Despite Apple's fall, the company's recent dominance in the wearable tech space has pushed the company firmly into the Internet of Things space. Apple took the No. 2 spot for overall wearable tech shipments in 2015, just nine months after it debuted its Apple Watch. 

In the smartwatch market, which is a subset of the IoT, Apple took two-thirds of all the smartwatch sales in 2015 -- and it's expected to keep more than half of smartwatch market share until about 2019. While consumers may still be a bit skeptical about smartwatches, it's clear Apple's already making its mark in the space and will likely continue its dominance for the foreseeable future. 

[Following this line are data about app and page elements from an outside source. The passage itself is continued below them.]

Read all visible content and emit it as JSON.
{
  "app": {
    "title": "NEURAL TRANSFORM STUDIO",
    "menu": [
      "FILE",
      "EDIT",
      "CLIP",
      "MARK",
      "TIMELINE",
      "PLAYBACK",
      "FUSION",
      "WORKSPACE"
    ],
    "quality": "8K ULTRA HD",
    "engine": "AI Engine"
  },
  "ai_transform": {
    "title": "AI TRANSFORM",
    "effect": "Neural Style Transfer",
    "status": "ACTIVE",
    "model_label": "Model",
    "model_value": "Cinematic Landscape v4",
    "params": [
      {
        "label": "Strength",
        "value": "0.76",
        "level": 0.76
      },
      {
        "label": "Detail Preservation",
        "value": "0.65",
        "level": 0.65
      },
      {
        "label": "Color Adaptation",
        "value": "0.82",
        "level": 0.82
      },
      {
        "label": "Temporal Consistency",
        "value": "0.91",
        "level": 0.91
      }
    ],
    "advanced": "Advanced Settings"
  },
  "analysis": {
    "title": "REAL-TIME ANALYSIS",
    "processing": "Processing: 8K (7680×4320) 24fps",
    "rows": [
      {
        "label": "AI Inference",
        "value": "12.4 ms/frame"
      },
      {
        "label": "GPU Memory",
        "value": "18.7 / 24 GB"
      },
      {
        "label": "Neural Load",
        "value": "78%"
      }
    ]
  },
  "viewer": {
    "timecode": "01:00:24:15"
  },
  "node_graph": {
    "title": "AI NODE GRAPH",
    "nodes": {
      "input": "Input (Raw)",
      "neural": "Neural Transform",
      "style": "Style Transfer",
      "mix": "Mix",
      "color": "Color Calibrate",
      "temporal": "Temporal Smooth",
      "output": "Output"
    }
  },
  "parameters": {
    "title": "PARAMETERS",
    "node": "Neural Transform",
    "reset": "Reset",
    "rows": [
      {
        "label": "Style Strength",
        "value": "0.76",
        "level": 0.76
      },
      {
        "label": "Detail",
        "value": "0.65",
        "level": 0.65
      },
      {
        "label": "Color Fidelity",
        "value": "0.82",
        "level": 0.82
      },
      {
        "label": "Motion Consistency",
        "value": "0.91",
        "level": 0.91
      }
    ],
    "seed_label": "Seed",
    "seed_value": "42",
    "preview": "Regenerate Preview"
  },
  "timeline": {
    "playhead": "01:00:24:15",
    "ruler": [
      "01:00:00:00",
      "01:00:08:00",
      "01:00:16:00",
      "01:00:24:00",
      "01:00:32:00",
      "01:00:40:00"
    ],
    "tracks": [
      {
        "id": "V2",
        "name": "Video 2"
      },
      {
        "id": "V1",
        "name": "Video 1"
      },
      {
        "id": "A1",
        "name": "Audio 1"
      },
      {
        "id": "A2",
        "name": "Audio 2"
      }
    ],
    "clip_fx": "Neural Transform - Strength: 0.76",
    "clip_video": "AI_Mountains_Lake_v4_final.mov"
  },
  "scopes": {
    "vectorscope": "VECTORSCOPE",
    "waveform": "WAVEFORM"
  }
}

In Q1 2016, Apple reported revenue of $75.9 billion. While Apple is just getting started in IoT, the company's resources and current dominance in the smartwatch space have solidified its leadership position in the Internet of Things.

 

Suzanne Frey, an executive at Alphabet, is a member of The Motley Fool’s board of directors. Chris Neiger has no position in any stocks mentioned. The Motley Fool owns shares of and recommends Alphabet (A shares), Alphabet (C shares), Amazon.com, Apple, and Sierra Wireless. The Motley Fool recommends Nvidia. Try any of our Foolish newsletter services free for 30 days. We Fools may not all hold the same opinions, but we all believe that considering a diverse range of insights makes us better investors. The Motley Fool has a disclosure policy.